spp.; rotavirus and Salmonella
infections with fever; rotavirus with dehydration and an overall greater severity of disease; Campylobacter
sp. with fecal blood; and Campylobacter
spp. with fecal leukocytes (22
Persistent diarrhea (lasting more then 14 days) eventually develops in a substantial proportion of children with acute infectious gastroenteritis and may become chronic, leading to malabsorption, failure to thrive, and malnutrition (23
). A wide range of infectious agents has been implicated in the cause of persistent diarrhea, including viruses, in particular rotavirus; protozoa, such as Giardia
spp., and bacteria, including E. coli
). In most cases, however, laboratory investigation of children with persistent diarrhea fails to yield an identifiable cause. The findings of this study suggest that a number of these cases may be caused by infection with atypical EPEC, which is seldom sought in these patients.
Despite the persuasive evidence of a volunteer study and reports of outbreaks of diarrhea attributed to atypical EPEC (25
), the role of atypical EPEC in disease is controversial. In several reports, however, from countries as diverse as Iran, Norway, Peru, Poland, South Africa, the United States, and the United Kingdom (20
), as well as Australia (9
), atypical EPEC strains have been identified in children with acute diarrheal disease. Atypical EPEC has also previously been reported in association with prolonged diarrhea (34
). For example, Hill et al. (35
) reported that of 26 children infected with EPEC requiring hospital admission for acute diarrhea, life-threatening, chronic symptoms developed in 6 (23%). Five of these 6 children were infected with EPEC of serogroups O114 or O128, which frequently do not produce Bfp (14
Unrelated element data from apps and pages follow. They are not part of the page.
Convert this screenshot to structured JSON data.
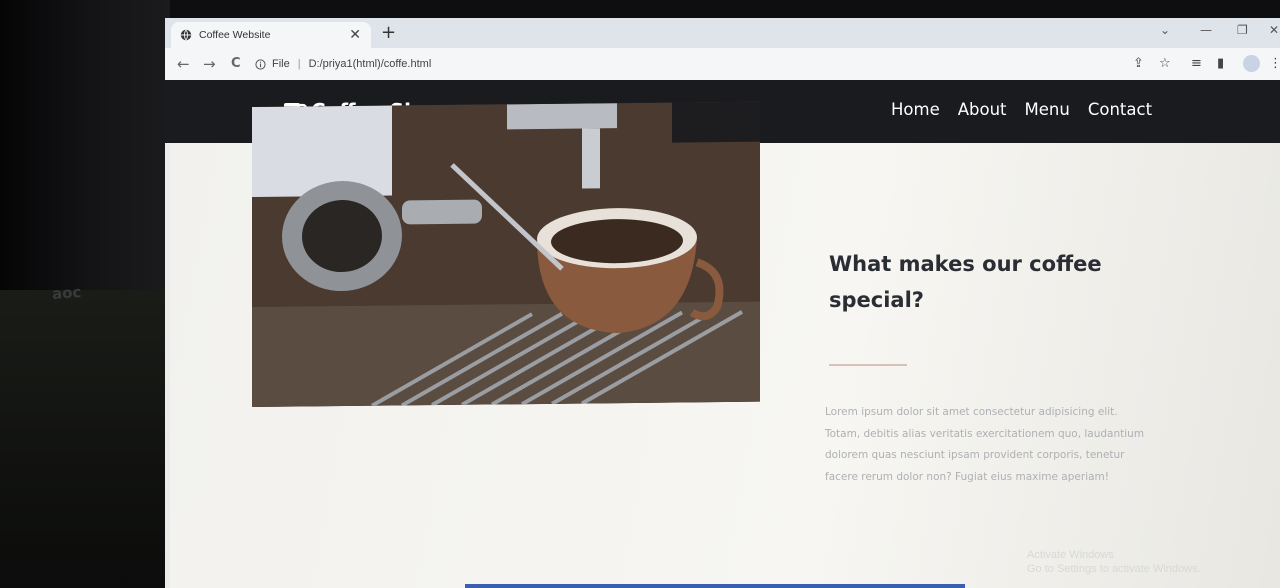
{
  "browser": {
    "tab_title": "Coffee Website",
    "tab_close": "✕",
    "new_tab": "+",
    "url_scheme_label": "File",
    "url": "D:/priya1(html)/coffe.html",
    "back": "←",
    "forward": "→",
    "reload": "C",
    "icons": [
      "globe-icon",
      "info-icon",
      "share-icon",
      "star-icon",
      "reading-list-icon",
      "side-panel-icon",
      "profile-icon",
      "more-icon"
    ]
  },
  "site": {
    "brand": "Coffee Shop",
    "nav": [
      "Home",
      "About",
      "Menu",
      "Contact"
    ],
    "section": {
      "heading": "What makes our coffee special?",
      "paragraph": "Lorem ipsum dolor sit amet consectetur adipisicing elit. Totam, debitis alias veritatis exercitationem quo, laudantium dolorem quas nesciunt ipsam provident corporis, tenetur facere rerum dolor non? Fugiat eius maxime aperiam!"
    },
    "os_watermark": "Activate Windows",
    "os_watermark_sub": "Go to Settings to activate Windows."
  },
  "desk": {
    "monitor_brand": "aoc"
  },
  "colors": {
    "navbar": "#191b1f",
    "heading": "#2a2d33",
    "divider": "#d7c2b5",
    "paragraph": "#aeb0b3"
  }
}
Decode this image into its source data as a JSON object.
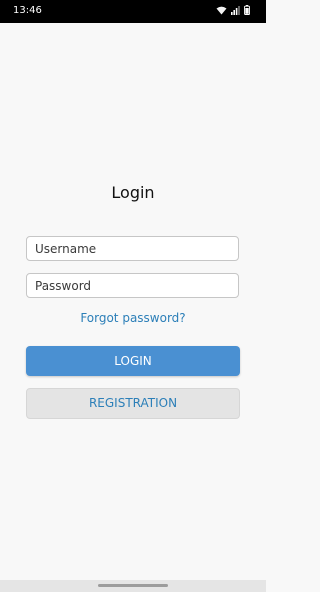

). Notwithstanding these previous reports, however, the current study is the first to characterize the illness caused by atypical EPEC in a systematic way and to compare the features of atypical EPEC infection with those of other etiologic agents of diarrhea.
The reasons why persistent diarrhea develops more frequently in children infected with atypical EPEC than in those infected with adenovirus, rotavirus, Campylobacter
spp. are not known. In a recent study, Mellmann et al. (37
) found that only 12 (<9%) of 137 patients who were infected with eae
-positive EHEC strains when investigated within 14 days of the onset of diarrhea remained culture-positive when retested 3–16 days later, compared with all 5 patients who were initially infected with eae
-negative E. coli
(i.e., atypical EPEC) (OR 110.4, 95% CI 5.8–2117.6, p<0.0001, 2-tailed Fisher exact test). These findings indicate that atypical EPEC may have an innate propensity to persist longer in the intestine than varieties of E. coli
which cause diarrhea that is more transient in nature. EPEC adheres tightly to epithelial cells and disrupts normal cellular processes (38
), and evidence suggests that atypical EPEC may retard apoptosis of intestinal epithelial cells (39
), possibly because of the lack of Bfp (40
). These features may favor prolonged intestinal colonization by atypical EPEC compared with other intestinal pathogens. Although disease due to atypical EPEC was mild and generally not associated with dehydration, its importance lies in its association with prolonged diarrhea, a major contributor to childhood illness, especially in developing countries. Our findings also suggest that interventions targeted towards atypical EPEC may be beneficial in managing children with prolonged diarrhea.